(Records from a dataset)
__________

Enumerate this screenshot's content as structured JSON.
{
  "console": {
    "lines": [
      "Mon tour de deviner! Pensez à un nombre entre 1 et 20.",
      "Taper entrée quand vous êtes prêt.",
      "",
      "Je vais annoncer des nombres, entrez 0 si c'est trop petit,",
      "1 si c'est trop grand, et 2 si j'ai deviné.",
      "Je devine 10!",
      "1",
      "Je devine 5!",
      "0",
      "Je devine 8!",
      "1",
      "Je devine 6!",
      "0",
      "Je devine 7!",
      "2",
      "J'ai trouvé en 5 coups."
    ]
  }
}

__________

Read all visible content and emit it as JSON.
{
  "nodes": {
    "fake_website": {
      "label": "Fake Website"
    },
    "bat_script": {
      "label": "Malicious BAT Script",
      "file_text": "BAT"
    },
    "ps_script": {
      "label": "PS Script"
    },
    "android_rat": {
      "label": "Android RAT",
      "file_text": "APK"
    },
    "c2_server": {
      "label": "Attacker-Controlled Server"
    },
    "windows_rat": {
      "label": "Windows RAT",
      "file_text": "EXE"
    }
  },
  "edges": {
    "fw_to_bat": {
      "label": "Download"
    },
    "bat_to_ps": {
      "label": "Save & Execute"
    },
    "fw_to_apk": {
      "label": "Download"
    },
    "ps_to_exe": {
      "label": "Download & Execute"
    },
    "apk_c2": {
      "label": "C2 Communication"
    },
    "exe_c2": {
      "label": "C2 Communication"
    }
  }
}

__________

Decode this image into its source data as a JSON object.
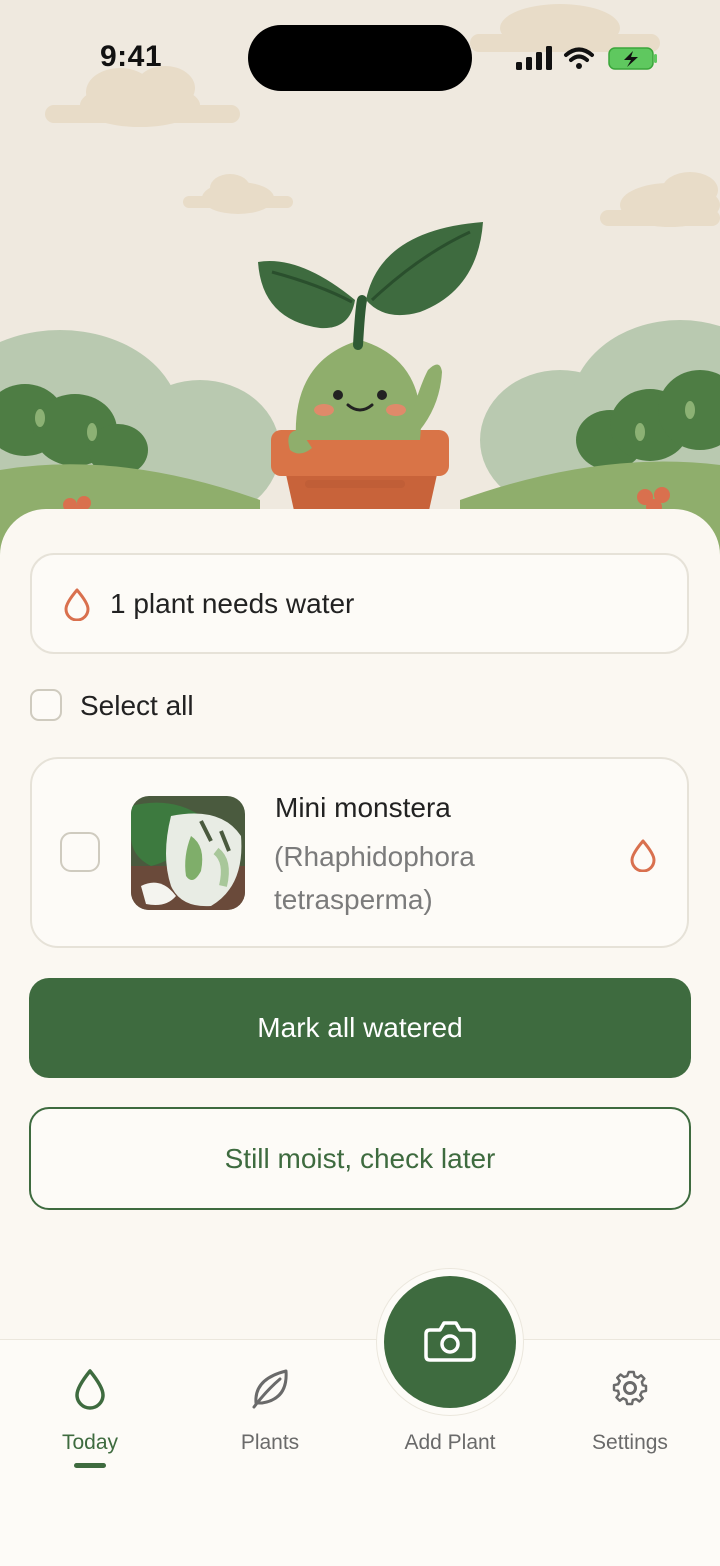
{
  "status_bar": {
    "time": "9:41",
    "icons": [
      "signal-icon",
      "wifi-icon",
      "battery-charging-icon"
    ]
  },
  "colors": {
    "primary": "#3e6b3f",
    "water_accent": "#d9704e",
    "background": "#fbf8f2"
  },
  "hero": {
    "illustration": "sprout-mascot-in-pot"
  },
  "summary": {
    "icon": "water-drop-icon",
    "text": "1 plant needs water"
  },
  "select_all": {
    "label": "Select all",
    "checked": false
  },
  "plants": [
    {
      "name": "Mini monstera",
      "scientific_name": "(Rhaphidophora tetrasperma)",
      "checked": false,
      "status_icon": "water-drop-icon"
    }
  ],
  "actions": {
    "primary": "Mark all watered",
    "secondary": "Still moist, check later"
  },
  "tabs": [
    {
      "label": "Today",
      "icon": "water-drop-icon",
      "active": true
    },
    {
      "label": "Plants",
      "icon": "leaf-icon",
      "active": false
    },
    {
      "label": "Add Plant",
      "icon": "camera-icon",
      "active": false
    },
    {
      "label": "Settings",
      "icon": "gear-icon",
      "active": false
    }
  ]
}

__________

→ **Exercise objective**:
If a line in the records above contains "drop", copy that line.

→ **Response**:
    "icon": "water-drop-icon",
      "status_icon": "water-drop-icon"
      "icon": "water-drop-icon",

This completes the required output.